At first sight, it seems that the Mayor of Atlanta and the councilmen were worrying about their people, their needs, and fate. However, I suppose they just wanted to protect their own interests and hoped to stop Sherman’s army. It is very likely that being on the side of Confederates, they counted on their support and intended not to let the troops into the city by all means. Consequently, the civilians were only a tool for manipulation.

Since General Sherman strived for peace and justice, which stood in the first place for him, the letter written to Atlanta City Council demonstrated that he wanted to end the war with as few victims as possible, secure liberty, and ensure the peaceful future of the people and the country. Sherman knew that the battle for Atlanta would be frustrating for the city and its residents would have enormous losses. To stay in meant to lose lives.

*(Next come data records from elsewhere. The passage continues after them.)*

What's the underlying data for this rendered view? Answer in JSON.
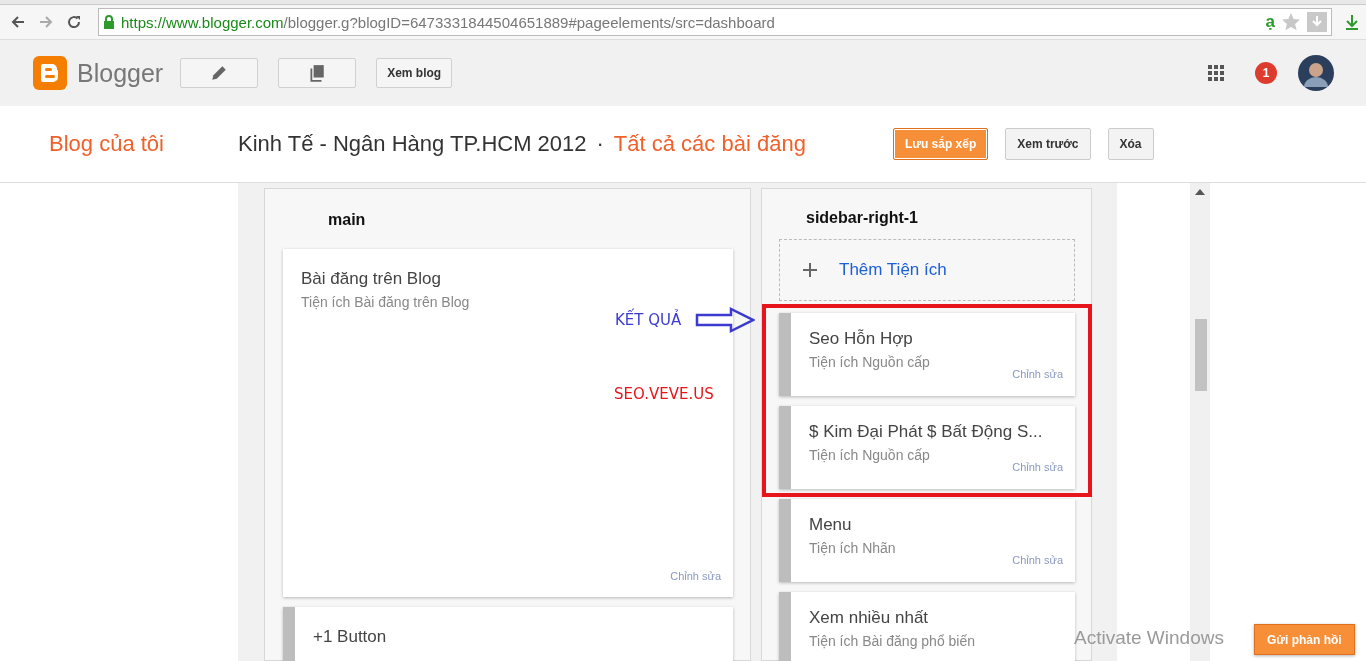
{
  "browser": {
    "url_secure": "https://www.blogger.com",
    "url_rest": "/blogger.g?blogID=6473331844504651889#pageelements/src=dashboard",
    "extension_label": "ạ"
  },
  "header": {
    "logo_text": "Blogger",
    "view_blog": "Xem blog",
    "notification_count": "1"
  },
  "title_bar": {
    "my_blogs": "Blog của tôi",
    "blog_name": "Kinh Tế - Ngân Hàng TP.HCM 2012",
    "separator": "·",
    "section": "Tất cả các bài đăng",
    "buttons": [
      {
        "label": "Lưu sắp xếp",
        "kind": "primary"
      },
      {
        "label": "Xem trước",
        "kind": "default"
      },
      {
        "label": "Xóa",
        "kind": "default"
      }
    ]
  },
  "main_column": {
    "title": "main",
    "widgets": [
      {
        "title": "Bài đăng trên Blog",
        "subtitle": "Tiện ích Bài đăng trên Blog",
        "edit": "Chỉnh sửa",
        "draggable": false
      },
      {
        "title": "+1 Button",
        "draggable": true
      }
    ]
  },
  "sidebar_column": {
    "title": "sidebar-right-1",
    "add_gadget": "Thêm Tiện ích",
    "widgets": [
      {
        "title": "Seo Hỗn Hợp",
        "subtitle": "Tiện ích Nguồn cấp",
        "edit": "Chỉnh sửa",
        "draggable": true,
        "highlighted": true
      },
      {
        "title": "$ Kim Đại Phát $ Bất Động S...",
        "subtitle": "Tiện ích Nguồn cấp",
        "edit": "Chỉnh sửa",
        "draggable": true,
        "highlighted": true
      },
      {
        "title": "Menu",
        "subtitle": "Tiện ích Nhãn",
        "edit": "Chỉnh sửa",
        "draggable": true,
        "highlighted": false
      },
      {
        "title": "Xem nhiều nhất",
        "subtitle": "Tiện ích Bài đăng phổ biến",
        "draggable": true,
        "highlighted": false
      }
    ]
  },
  "annotations": [
    {
      "text": "KẾT QUẢ",
      "kind": "arrow-label",
      "color": "#3b3bd0"
    },
    {
      "text": "SEO.VEVE.US",
      "kind": "plain",
      "color": "#e8141c"
    }
  ],
  "feedback_button": "Gửi phản hồi",
  "os_watermark": "Activate Windows"
}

Sherman’s soldiers destroyed railroad tracks, burned cotton warehouses, his army brazenly plundered and burned down the surrendered state center of South Carolina – Colombia, the population of which was subjected to violence by soldiers. From November 15 till December 21, the 60,000-strong army of northerners passed from Atlanta to Savannah, destroying everything that could be destroyed on their way. Sherman ordered the systematic bombardment of military and industrial facilities of the city. Although he was a caring person and had sympathy to his enemies, he was also a perfect commander doing his best to preserve lives of his troops (Berlin and Simpson n. pag.). The general forced the captive southerners to dig out anti-personnel mines with shovels, saying that otherwise his soldiers would die, and as a military man he was not obliged to regret enemies. In spite of having to do, so he would say: “War is cruelty and you cannot refine it; and those who brought war into our country deserve all the curses and maledictions a people can pour out.” (Sherman n. pag.). Therefore, he considered such cruelty necessary or permissible only during the war and after Lincoln’s murder, he with his subordinates took measures to protect the civil inhabitants against the acts of revenge.

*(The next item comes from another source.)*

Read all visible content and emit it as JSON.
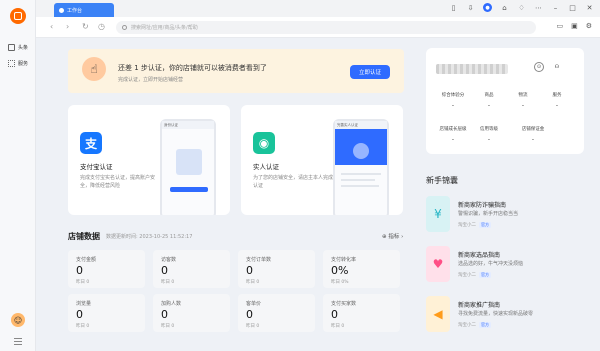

Although I am an ardent opponent of war, and will never fully justify the violence, destruction, and life losses it brings, I am on Sherman’s side because I think that he was not only a great commander but also quite a wise man. As his correspondence proves, despite his tough actions during the war, Sherman was a humanist and a person understanding the value of life and peace, which is supported by his attempts to avoid victims, protect people and justice, as well as restore people’s rights and freedoms.

In conclusion, although the bloody war brought much harm to all the citizens of the USA, the victory of the North opened the opportunities for the development of market economy and contributed to the future establishment of America in the leading position in the world. The elimination of slavery, granting African Americans the right to vote, and the approval of democracy stimulated the consolidation of the American nation.

Works Cited

Weber, Jennifer L., and Warren W. Hassler “American Civil War in United States History.” Encyclopedia Britannica, 5 Nov. 2016, Accessed 26 Mar. 2017.

Bancroft, Hubert H. The Great Republic: General Sherman’s March To The Sea (Vol. 3). Publicbookshelf.Com, 2017, Accessed 27 Mar. 2017.

“Sherman’S March.”, Accessed 27 Mar. 2017.

Berlin, Jean V., and Brook D. Simpson. Sherman’s Civil War: Selected Correspondence of William T. Sherman. 1860-1865. University of North Carolina Press, 1999, 707-709.

William T. Sherman. “Message to theAtlanta City council.” University College London, 1864,